With the images removed, reproduce each entry below word for word.

> _Data supplied_
=== Begin Enclosure ===

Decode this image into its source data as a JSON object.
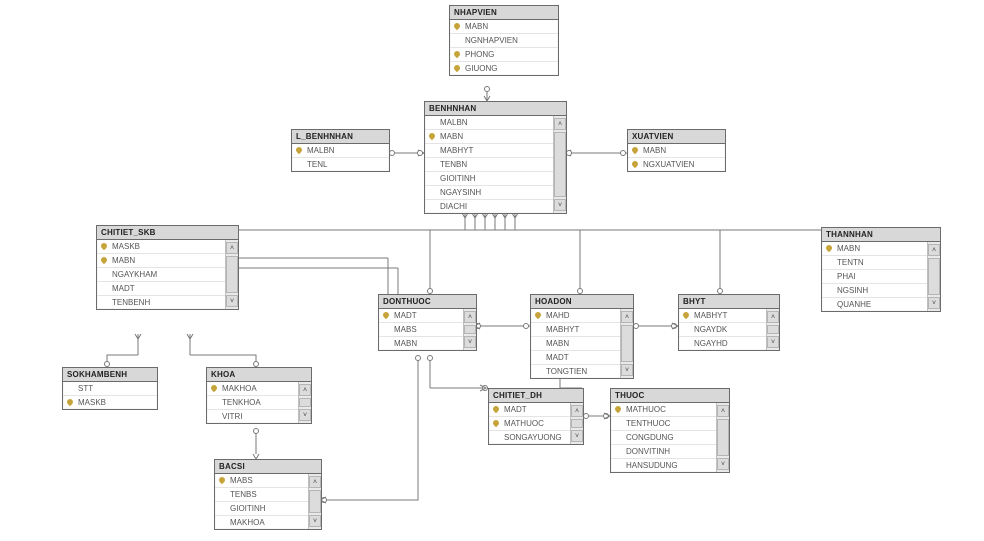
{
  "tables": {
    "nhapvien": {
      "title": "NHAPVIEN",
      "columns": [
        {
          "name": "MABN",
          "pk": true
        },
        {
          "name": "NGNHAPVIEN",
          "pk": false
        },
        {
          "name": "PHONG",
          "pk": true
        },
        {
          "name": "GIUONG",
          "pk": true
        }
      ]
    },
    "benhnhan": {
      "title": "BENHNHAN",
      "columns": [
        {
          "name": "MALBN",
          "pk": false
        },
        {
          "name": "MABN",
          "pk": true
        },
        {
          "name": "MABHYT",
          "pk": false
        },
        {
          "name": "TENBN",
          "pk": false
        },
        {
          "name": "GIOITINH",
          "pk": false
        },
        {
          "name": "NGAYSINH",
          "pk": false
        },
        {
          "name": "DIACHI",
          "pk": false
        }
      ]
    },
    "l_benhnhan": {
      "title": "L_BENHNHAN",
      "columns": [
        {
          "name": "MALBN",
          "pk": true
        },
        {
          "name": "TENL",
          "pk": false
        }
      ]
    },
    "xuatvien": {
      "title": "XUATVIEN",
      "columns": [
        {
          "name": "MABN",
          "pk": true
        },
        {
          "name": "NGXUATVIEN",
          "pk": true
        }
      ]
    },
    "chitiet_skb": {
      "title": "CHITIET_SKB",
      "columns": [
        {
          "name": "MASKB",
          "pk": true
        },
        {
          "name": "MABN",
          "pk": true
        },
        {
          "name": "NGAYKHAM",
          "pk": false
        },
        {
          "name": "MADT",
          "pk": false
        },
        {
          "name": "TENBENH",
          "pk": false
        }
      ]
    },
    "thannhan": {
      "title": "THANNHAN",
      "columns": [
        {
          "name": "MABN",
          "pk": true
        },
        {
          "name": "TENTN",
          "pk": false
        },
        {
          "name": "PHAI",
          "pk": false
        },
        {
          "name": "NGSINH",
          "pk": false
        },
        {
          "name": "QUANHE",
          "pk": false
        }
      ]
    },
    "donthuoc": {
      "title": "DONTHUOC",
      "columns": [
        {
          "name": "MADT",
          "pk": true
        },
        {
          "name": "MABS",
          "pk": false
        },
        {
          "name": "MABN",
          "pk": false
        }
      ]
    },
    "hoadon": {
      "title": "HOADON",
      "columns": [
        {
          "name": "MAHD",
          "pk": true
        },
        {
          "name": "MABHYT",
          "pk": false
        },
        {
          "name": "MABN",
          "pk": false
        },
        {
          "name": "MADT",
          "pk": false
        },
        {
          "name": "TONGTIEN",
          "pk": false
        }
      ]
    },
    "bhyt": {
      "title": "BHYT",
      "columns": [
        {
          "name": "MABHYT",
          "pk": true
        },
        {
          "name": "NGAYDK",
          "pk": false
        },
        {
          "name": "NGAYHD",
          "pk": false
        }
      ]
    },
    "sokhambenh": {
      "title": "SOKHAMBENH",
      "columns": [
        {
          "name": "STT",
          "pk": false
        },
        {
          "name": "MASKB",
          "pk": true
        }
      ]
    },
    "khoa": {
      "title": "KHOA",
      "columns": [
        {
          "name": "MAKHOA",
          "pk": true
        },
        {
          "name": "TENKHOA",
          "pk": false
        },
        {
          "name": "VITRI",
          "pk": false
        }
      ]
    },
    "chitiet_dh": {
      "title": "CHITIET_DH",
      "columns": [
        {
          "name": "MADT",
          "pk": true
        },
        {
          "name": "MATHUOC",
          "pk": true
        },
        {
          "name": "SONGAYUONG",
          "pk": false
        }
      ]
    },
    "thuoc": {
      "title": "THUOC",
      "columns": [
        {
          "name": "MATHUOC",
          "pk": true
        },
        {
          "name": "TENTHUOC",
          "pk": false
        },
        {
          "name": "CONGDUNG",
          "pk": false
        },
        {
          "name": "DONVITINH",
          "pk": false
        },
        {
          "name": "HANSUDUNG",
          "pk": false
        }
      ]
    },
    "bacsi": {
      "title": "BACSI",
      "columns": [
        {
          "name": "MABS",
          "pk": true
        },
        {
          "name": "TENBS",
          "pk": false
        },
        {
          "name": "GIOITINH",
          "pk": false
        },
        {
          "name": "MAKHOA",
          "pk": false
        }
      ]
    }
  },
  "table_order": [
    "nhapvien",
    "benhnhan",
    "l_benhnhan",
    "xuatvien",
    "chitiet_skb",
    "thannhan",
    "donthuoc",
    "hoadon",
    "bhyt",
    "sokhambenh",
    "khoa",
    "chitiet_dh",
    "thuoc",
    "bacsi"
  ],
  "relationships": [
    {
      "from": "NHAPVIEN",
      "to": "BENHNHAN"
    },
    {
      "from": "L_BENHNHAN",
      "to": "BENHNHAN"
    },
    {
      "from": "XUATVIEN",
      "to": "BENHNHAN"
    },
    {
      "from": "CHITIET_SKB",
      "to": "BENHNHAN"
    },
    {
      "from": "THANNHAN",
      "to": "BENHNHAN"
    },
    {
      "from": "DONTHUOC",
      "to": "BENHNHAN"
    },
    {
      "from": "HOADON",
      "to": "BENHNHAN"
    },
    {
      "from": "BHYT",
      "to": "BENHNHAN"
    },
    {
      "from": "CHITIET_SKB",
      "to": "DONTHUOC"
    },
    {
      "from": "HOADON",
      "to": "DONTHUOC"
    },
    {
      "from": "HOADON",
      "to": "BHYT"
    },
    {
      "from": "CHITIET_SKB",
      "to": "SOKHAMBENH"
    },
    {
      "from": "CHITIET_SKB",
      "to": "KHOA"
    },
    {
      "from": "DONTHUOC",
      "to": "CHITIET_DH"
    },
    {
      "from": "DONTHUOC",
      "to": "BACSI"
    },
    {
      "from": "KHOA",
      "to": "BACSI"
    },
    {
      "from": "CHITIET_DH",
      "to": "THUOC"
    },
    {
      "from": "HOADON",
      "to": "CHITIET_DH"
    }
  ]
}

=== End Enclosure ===

> _Solution_
Decode this image into its source data as a JSON object.
{
  "tables": {
    "nhapvien": {
      "title": "NHAPVIEN",
      "columns": [
        {
          "name": "MABN",
          "pk": true
        },
        {
          "name": "NGNHAPVIEN",
          "pk": false
        },
        {
          "name": "PHONG",
          "pk": true
        },
        {
          "name": "GIUONG",
          "pk": true
        }
      ]
    },
    "benhnhan": {
      "title": "BENHNHAN",
      "columns": [
        {
          "name": "MALBN",
          "pk": false
        },
        {
          "name": "MABN",
          "pk": true
        },
        {
          "name": "MABHYT",
          "pk": false
        },
        {
          "name": "TENBN",
          "pk": false
        },
        {
          "name": "GIOITINH",
          "pk": false
        },
        {
          "name": "NGAYSINH",
          "pk": false
        },
        {
          "name": "DIACHI",
          "pk": false
        }
      ]
    },
    "l_benhnhan": {
      "title": "L_BENHNHAN",
      "columns": [
        {
          "name": "MALBN",
          "pk": true
        },
        {
          "name": "TENL",
          "pk": false
        }
      ]
    },
    "xuatvien": {
      "title": "XUATVIEN",
      "columns": [
        {
          "name": "MABN",
          "pk": true
        },
        {
          "name": "NGXUATVIEN",
          "pk": true
        }
      ]
    },
    "chitiet_skb": {
      "title": "CHITIET_SKB",
      "columns": [
        {
          "name": "MASKB",
          "pk": true
        },
        {
          "name": "MABN",
          "pk": true
        },
        {
          "name": "NGAYKHAM",
          "pk": false
        },
        {
          "name": "MADT",
          "pk": false
        },
        {
          "name": "TENBENH",
          "pk": false
        }
      ]
    },
    "thannhan": {
      "title": "THANNHAN",
      "columns": [
        {
          "name": "MABN",
          "pk": true
        },
        {
          "name": "TENTN",
          "pk": false
        },
        {
          "name": "PHAI",
          "pk": false
        },
        {
          "name": "NGSINH",
          "pk": false
        },
        {
          "name": "QUANHE",
          "pk": false
        }
      ]
    },
    "donthuoc": {
      "title": "DONTHUOC",
      "columns": [
        {
          "name": "MADT",
          "pk": true
        },
        {
          "name": "MABS",
          "pk": false
        },
        {
          "name": "MABN",
          "pk": false
        }
      ]
    },
    "hoadon": {
      "title": "HOADON",
      "columns": [
        {
          "name": "MAHD",
          "pk": true
        },
        {
          "name": "MABHYT",
          "pk": false
        },
        {
          "name": "MABN",
          "pk": false
        },
        {
          "name": "MADT",
          "pk": false
        },
        {
          "name": "TONGTIEN",
          "pk": false
        }
      ]
    },
    "bhyt": {
      "title": "BHYT",
      "columns": [
        {
          "name": "MABHYT",
          "pk": true
        },
        {
          "name": "NGAYDK",
          "pk": false
        },
        {
          "name": "NGAYHD",
          "pk": false
        }
      ]
    },
    "sokhambenh": {
      "title": "SOKHAMBENH",
      "columns": [
        {
          "name": "STT",
          "pk": false
        },
        {
          "name": "MASKB",
          "pk": true
        }
      ]
    },
    "khoa": {
      "title": "KHOA",
      "columns": [
        {
          "name": "MAKHOA",
          "pk": true
        },
        {
          "name": "TENKHOA",
          "pk": false
        },
        {
          "name": "VITRI",
          "pk": false
        }
      ]
    },
    "chitiet_dh": {
      "title": "CHITIET_DH",
      "columns": [
        {
          "name": "MADT",
          "pk": true
        },
        {
          "name": "MATHUOC",
          "pk": true
        },
        {
          "name": "SONGAYUONG",
          "pk": false
        }
      ]
    },
    "thuoc": {
      "title": "THUOC",
      "columns": [
        {
          "name": "MATHUOC",
          "pk": true
        },
        {
          "name": "TENTHUOC",
          "pk": false
        },
        {
          "name": "CONGDUNG",
          "pk": false
        },
        {
          "name": "DONVITINH",
          "pk": false
        },
        {
          "name": "HANSUDUNG",
          "pk": false
        }
      ]
    },
    "bacsi": {
      "title": "BACSI",
      "columns": [
        {
          "name": "MABS",
          "pk": true
        },
        {
          "name": "TENBS",
          "pk": false
        },
        {
          "name": "GIOITINH",
          "pk": false
        },
        {
          "name": "MAKHOA",
          "pk": false
        }
      ]
    }
  },
  "table_order": [
    "nhapvien",
    "benhnhan",
    "l_benhnhan",
    "xuatvien",
    "chitiet_skb",
    "thannhan",
    "donthuoc",
    "hoadon",
    "bhyt",
    "sokhambenh",
    "khoa",
    "chitiet_dh",
    "thuoc",
    "bacsi"
  ],
  "relationships": [
    {
      "from": "NHAPVIEN",
      "to": "BENHNHAN"
    },
    {
      "from": "L_BENHNHAN",
      "to": "BENHNHAN"
    },
    {
      "from": "XUATVIEN",
      "to": "BENHNHAN"
    },
    {
      "from": "CHITIET_SKB",
      "to": "BENHNHAN"
    },
    {
      "from": "THANNHAN",
      "to": "BENHNHAN"
    },
    {
      "from": "DONTHUOC",
      "to": "BENHNHAN"
    },
    {
      "from": "HOADON",
      "to": "BENHNHAN"
    },
    {
      "from": "BHYT",
      "to": "BENHNHAN"
    },
    {
      "from": "CHITIET_SKB",
      "to": "DONTHUOC"
    },
    {
      "from": "HOADON",
      "to": "DONTHUOC"
    },
    {
      "from": "HOADON",
      "to": "BHYT"
    },
    {
      "from": "CHITIET_SKB",
      "to": "SOKHAMBENH"
    },
    {
      "from": "CHITIET_SKB",
      "to": "KHOA"
    },
    {
      "from": "DONTHUOC",
      "to": "CHITIET_DH"
    },
    {
      "from": "DONTHUOC",
      "to": "BACSI"
    },
    {
      "from": "KHOA",
      "to": "BACSI"
    },
    {
      "from": "CHITIET_DH",
      "to": "THUOC"
    },
    {
      "from": "HOADON",
      "to": "CHITIET_DH"
    }
  ]
}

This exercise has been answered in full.